Since the decrease in COVID-related issues, there has still been a generalized reduction in patients seeking procedures, which has therefore caused some decrease in the practice as a whole.  


OPN: What’s the best part of your job? 

TP: The best part of my job is getting the satisfaction of doing a surgery that I know went very well and having the patients see a significant improvement in their pain and be happy with their results. 


OPN: … and the worst? 

TP: The worst part of my job is the ever-increasing administrative paperwork, as well as the increasing difficulties in dealing with the insurance companies and their reluctance to proceed forward with certain surgeries and treatments. 


OPN: What has been the highlight of your career so far? 

TP:  The highlight of my career has been during my involvement with the early advancement of minimally invasive spine surgeries, beginning in the early 2000s and continuing for the last 20 years. 


OPN: Are you currently involved in any further research? If so, could you tell us more about it and what it could mean for the patient experience, management strategies and surgical outcomes looking forward? 

TP: Presently, I am still involved in some research involving the utilization of stem cell products in a minimally invasive spine setting. This has had some delays due to the recent COVID-19 pandemic. However, in the long term, it should hopefully prove to be very beneficial in minimizing the actual need for surgeries and treatments for spine patients.  


OPN: Are you planning to attend or will be involved with any medical conferences this year? 

TP: Every year, I attend a conference on the advancement of minimally invasive surgery from an organization called SMISS, as well as the North American Spine Society (NASS) Annual Meeting. Although not specifically this year, I have been involved many times in the past in the teaching capacity for these conferences for minimal invasive spine surgery. 


OPN: If you didn’t work in orthopaedic spinal surgery, what would you be? 

TP: I have always been fascinated by the financial markets and probably would have moved towards involvement in the stock market in some capacity.  Otherwise, maybe I would be a chef for a small restaurant in rural Europe. 


OPN: What would you tell your 21-year-old self? 

TP:  I would tell my 21-year-old self to take a vacation before you enter into your medical career.  


OPN: If you were Health Minister for the day what changes would you implement? 

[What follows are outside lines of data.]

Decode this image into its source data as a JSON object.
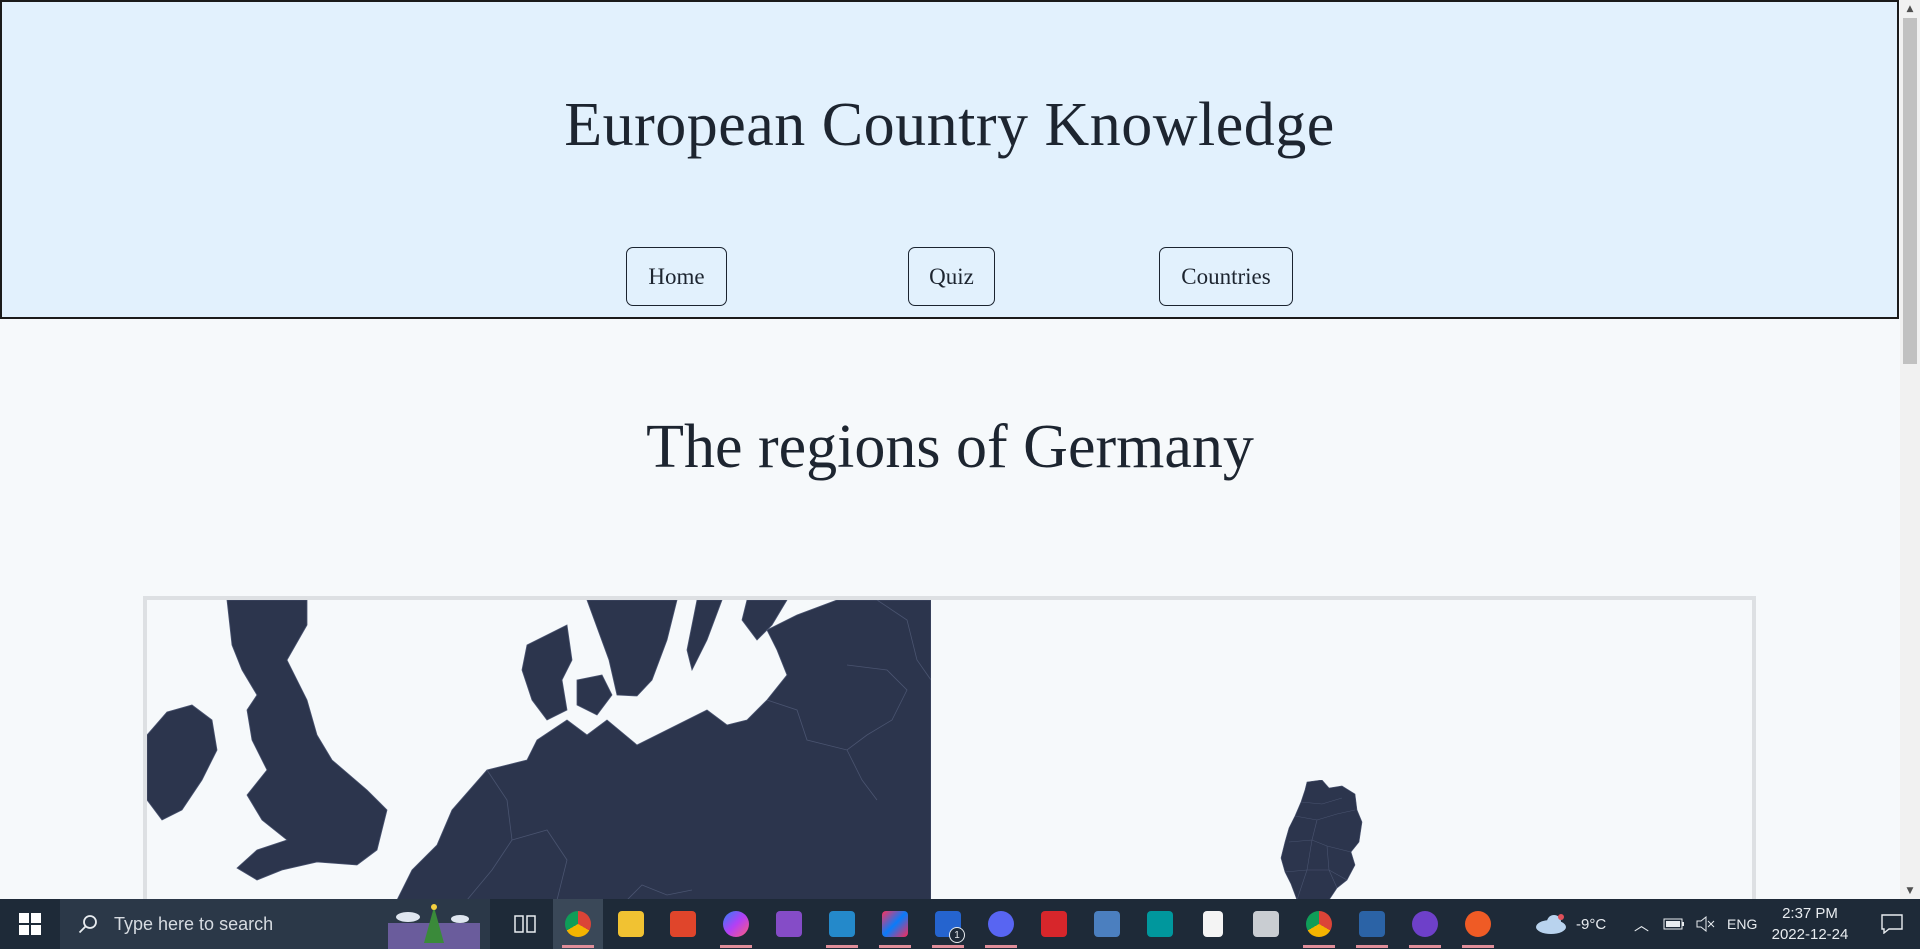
{
  "header": {
    "site_title": "European Country Knowledge",
    "nav": [
      {
        "label": "Home"
      },
      {
        "label": "Quiz"
      },
      {
        "label": "Countries"
      }
    ]
  },
  "main": {
    "region_title": "The regions of Germany"
  },
  "taskbar": {
    "search_placeholder": "Type here to search",
    "apps": [
      "chrome-icon",
      "file-explorer-icon",
      "office-icon",
      "messenger-icon",
      "visual-studio-icon",
      "vscode-icon",
      "intellij-icon",
      "todo-icon",
      "discord-icon",
      "app-red-icon",
      "network-app-icon",
      "arduino-icon",
      "file-icon",
      "photos-icon",
      "chrome-icon",
      "powershell-icon",
      "github-icon",
      "postman-icon"
    ],
    "todo_badge": "1",
    "weather": "-9°C",
    "language": "ENG",
    "time": "2:37 PM",
    "date": "2022-12-24"
  },
  "colors": {
    "header_bg": "#e2f1fd",
    "page_bg": "#f6f9fb",
    "map_land": "#2c354d",
    "taskbar_bg": "#1e2a38"
  }
}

TP: If I were a health minister, I would re-look at how the healthcare insurance industry self- controls their review process, and streamline the way that the government should be able to overview their decisions. 

For example, major complaints from healthcare providers to the state about an insurance company must presently go through the insurance company first before they can be made to the state. This causes barriers to adequately have the insurance industry overseen and regulated.  


OPN: Away from the clinic and your research – what do you do to relax? 

TP: I relax mostly by watching food shows and researching and trying new recipes.  


OPN: How do you think the future looks in the field of spinal surgery and what are your predictions for 2023 and the next decade? 

TP: The future of spinal surgery should continue to progress with the most minimally invasive treatments to obtain the same outcomes. This – I believe, after still some further process – will involve stem-cell treatments, which may potentially reduce the amount of future surgeries.